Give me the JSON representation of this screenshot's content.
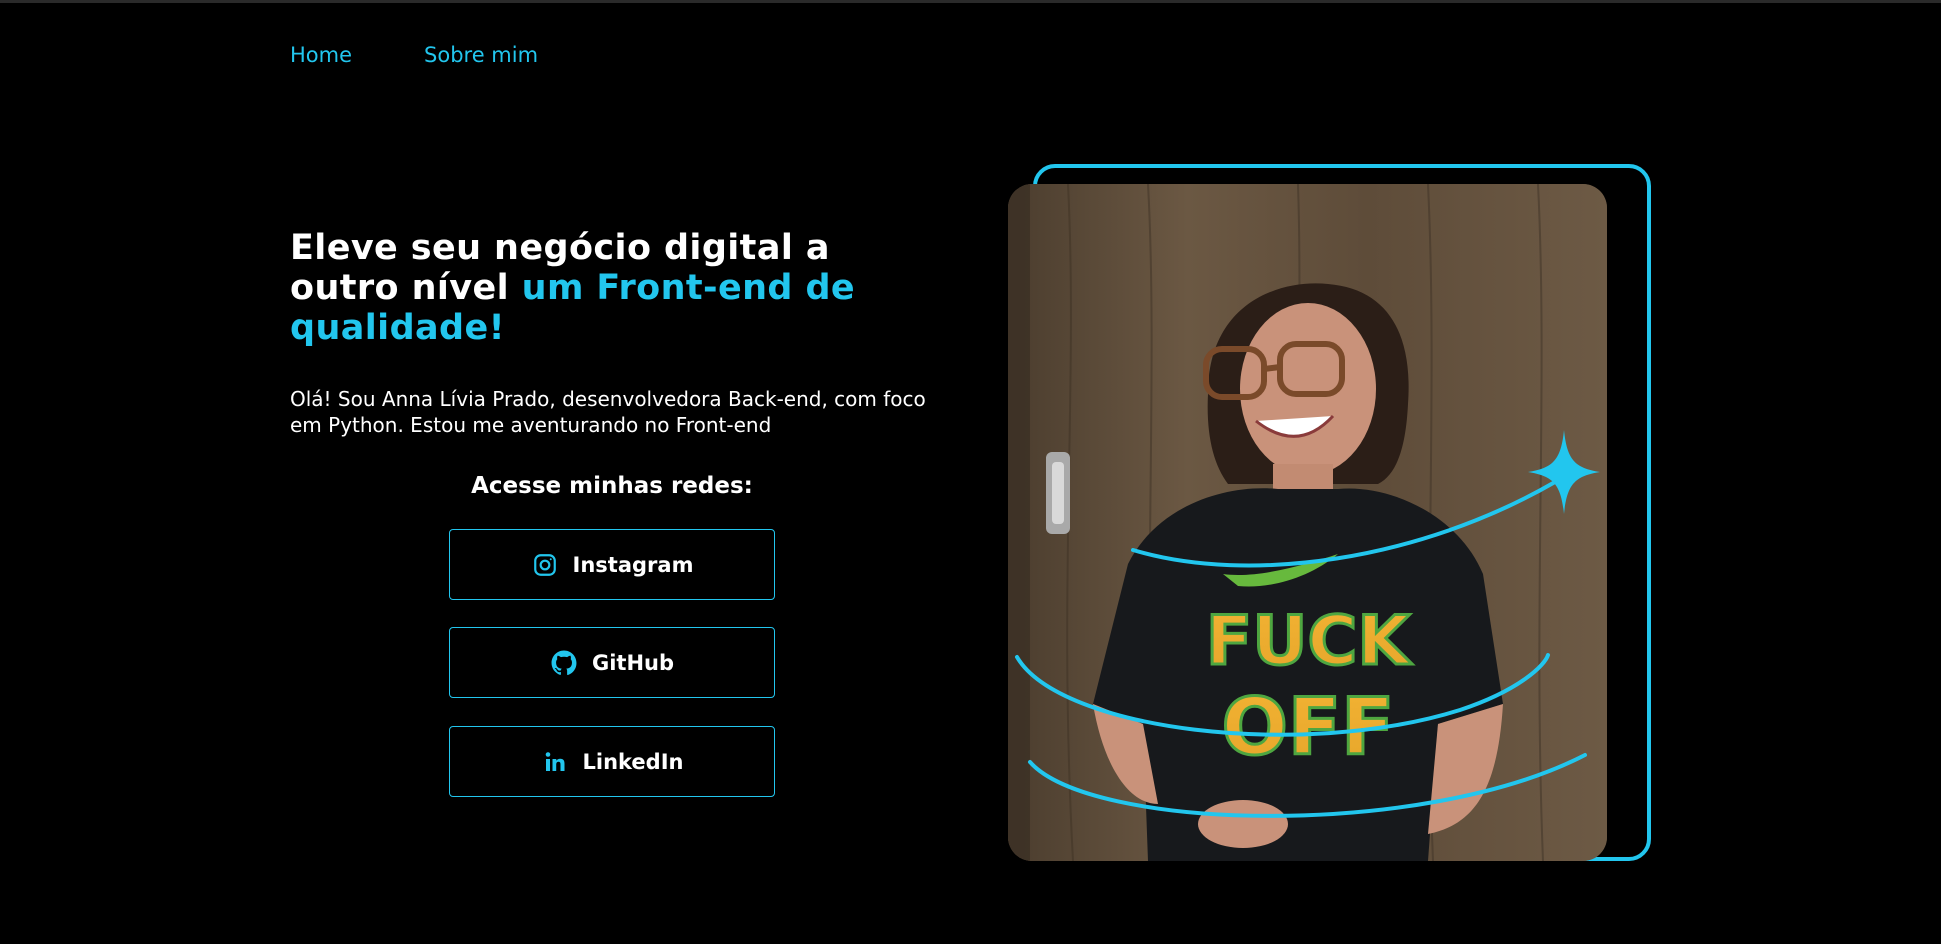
{
  "nav": {
    "home": "Home",
    "about": "Sobre mim"
  },
  "hero": {
    "headline_plain": "Eleve seu negócio digital a outro nível",
    "headline_accent": "um Front-end de qualidade!",
    "intro": "Olá! Sou Anna Lívia Prado, desenvolvedora Back-end, com foco em Python. Estou me aventurando no Front-end"
  },
  "social": {
    "title": "Acesse minhas redes:",
    "buttons": [
      {
        "label": "Instagram",
        "icon": "instagram-icon"
      },
      {
        "label": "GitHub",
        "icon": "github-icon"
      },
      {
        "label": "LinkedIn",
        "icon": "linkedin-icon"
      }
    ]
  },
  "photo": {
    "shirt_text_top": "FUCK",
    "shirt_text_bottom": "OFF"
  },
  "colors": {
    "accent": "#22c6ee",
    "background": "#000000",
    "text": "#ffffff"
  }
}
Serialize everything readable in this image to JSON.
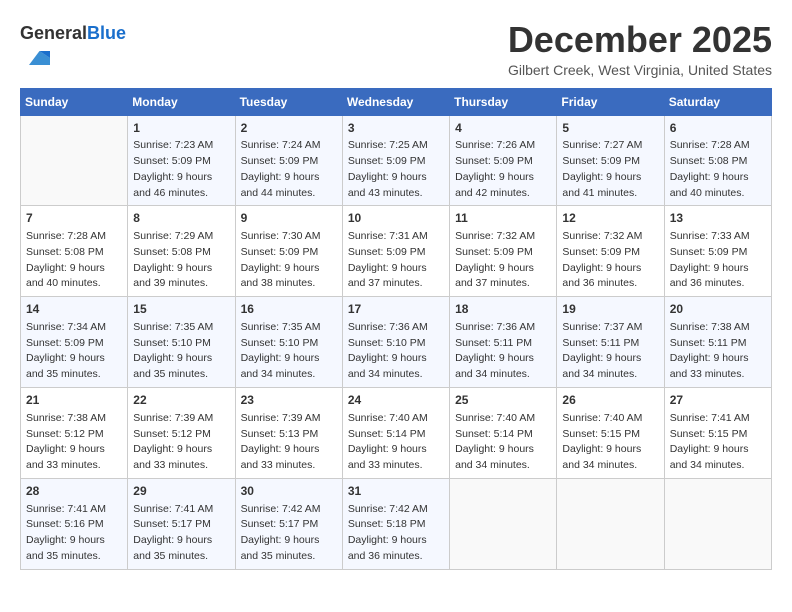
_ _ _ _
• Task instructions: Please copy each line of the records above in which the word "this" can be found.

• Expected output:
Give me the JSON representation of this screenshot's content.
Serialize everything readable in this image to JSON.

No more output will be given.